MID “was meant to give people a chance and opportunity to have some liquefiable asset in case they get into a financial disaster later on,” said another caller.
Toder of the Urban-Brookings Center says MID shoud be transitioned over a 10-year period from a deduction to a flat credit. “With a credit, if you have $1,000 of mortgage interest and we have an 18 percent credit in our plan, you’re going to get $180 no matter—of savings directly—no matter what your tax bracket is. So it’s just better targeted at people of all tax brackets.”
But Pinto of AEI says the credit isn’t much of a better idea than the deduction. “it’s going to distort housing once again, and we’ve been distorting housing all too much, particularly home ownership,” he said, claiming that today’s standardized deduction, which households can take on their tax return without itemizing, is enough to cover the interest on most household’s mortgage. In his statement, Pinto didn’t account for the deduction home owners can take for property taxes.
The economists challenging MID pointed to the experience in England, which phased out their version of the mortgage interest deduction over many years, and saw little effect on home values over time. But Yun said that the comparison is misleading, because England had an acute shortage of market housing and values would have gone up no matter what simply on the basis of supply and demand. “Housing start activity in England was much lower in proportionately compared to the U.S.,” Yun said.
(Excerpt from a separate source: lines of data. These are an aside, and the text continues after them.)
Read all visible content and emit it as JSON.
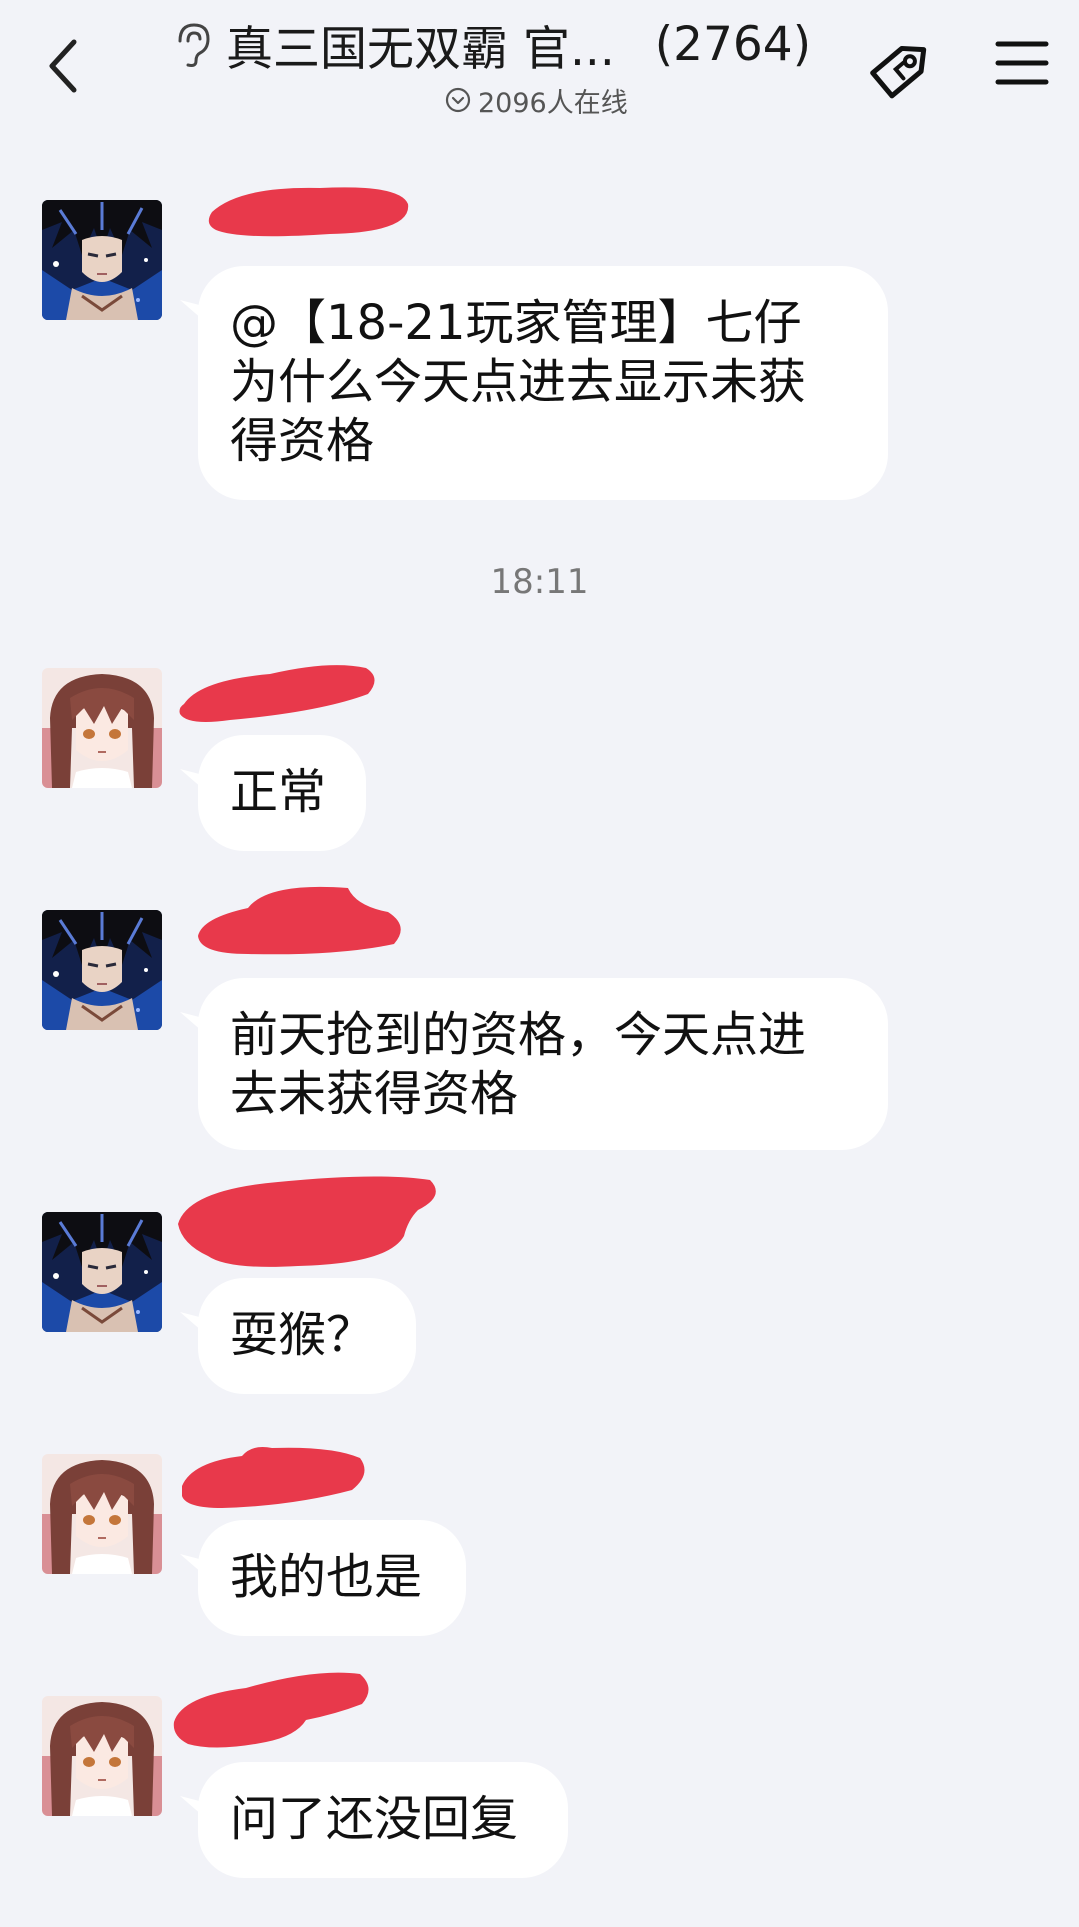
{
  "header": {
    "title": "真三国无双霸 官...",
    "member_count": "(2764)",
    "online_text": "2096人在线"
  },
  "timestamp": "18:11",
  "colors": {
    "background": "#f2f3f8",
    "bubble": "#ffffff",
    "redaction": "#e8394b"
  },
  "messages": [
    {
      "avatar": "goku-avatar",
      "text": "@【18-21玩家管理】七仔\n为什么今天点进去显示未获\n得资格"
    },
    {
      "avatar": "anime-girl-avatar",
      "text": "正常"
    },
    {
      "avatar": "goku-avatar",
      "text": "前天抢到的资格，今天点进\n去未获得资格"
    },
    {
      "avatar": "goku-avatar",
      "text": "耍猴？"
    },
    {
      "avatar": "anime-girl-avatar",
      "text": "我的也是"
    },
    {
      "avatar": "anime-girl-avatar",
      "text": "问了还没回复"
    }
  ]
}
It “was just a supply restriction that occurred in England.” On the show’s Web site, a listener who’d lived in England for 10 years and owned a home there agreed that the comparison was spurious.
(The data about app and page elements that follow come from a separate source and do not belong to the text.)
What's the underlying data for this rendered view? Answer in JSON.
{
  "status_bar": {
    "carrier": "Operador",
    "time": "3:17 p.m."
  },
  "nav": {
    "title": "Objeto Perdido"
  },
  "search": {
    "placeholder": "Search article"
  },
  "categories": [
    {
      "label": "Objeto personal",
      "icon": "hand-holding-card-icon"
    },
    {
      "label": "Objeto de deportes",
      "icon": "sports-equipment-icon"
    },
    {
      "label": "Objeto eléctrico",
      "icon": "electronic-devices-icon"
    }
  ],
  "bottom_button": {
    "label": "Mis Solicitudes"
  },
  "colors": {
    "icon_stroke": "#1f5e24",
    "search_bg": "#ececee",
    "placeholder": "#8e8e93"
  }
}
One of the last callers on the show summed up consumers’ concerns, saying the phasing out of MID just looks at one side of the debate budget and misses the impact it will have on the middle class. “You’re doing everything right, saving for college, paying life insurance, etc., you start phasing out your tax benefits,” he said. “You’re absolutely killing the middle class. . . . You can’t—it just—you can’t look at one side of the ledger. ”
Listen to the show now.
Learn more about the federal government’s fiscal-cliff debate and possible impacts of making changes to MID as a deficit-cutting measure in a REALTOR® Magazine video released yesterday with NAR Chief Economist Lawrence Yun and NAR economist Danielle Hale.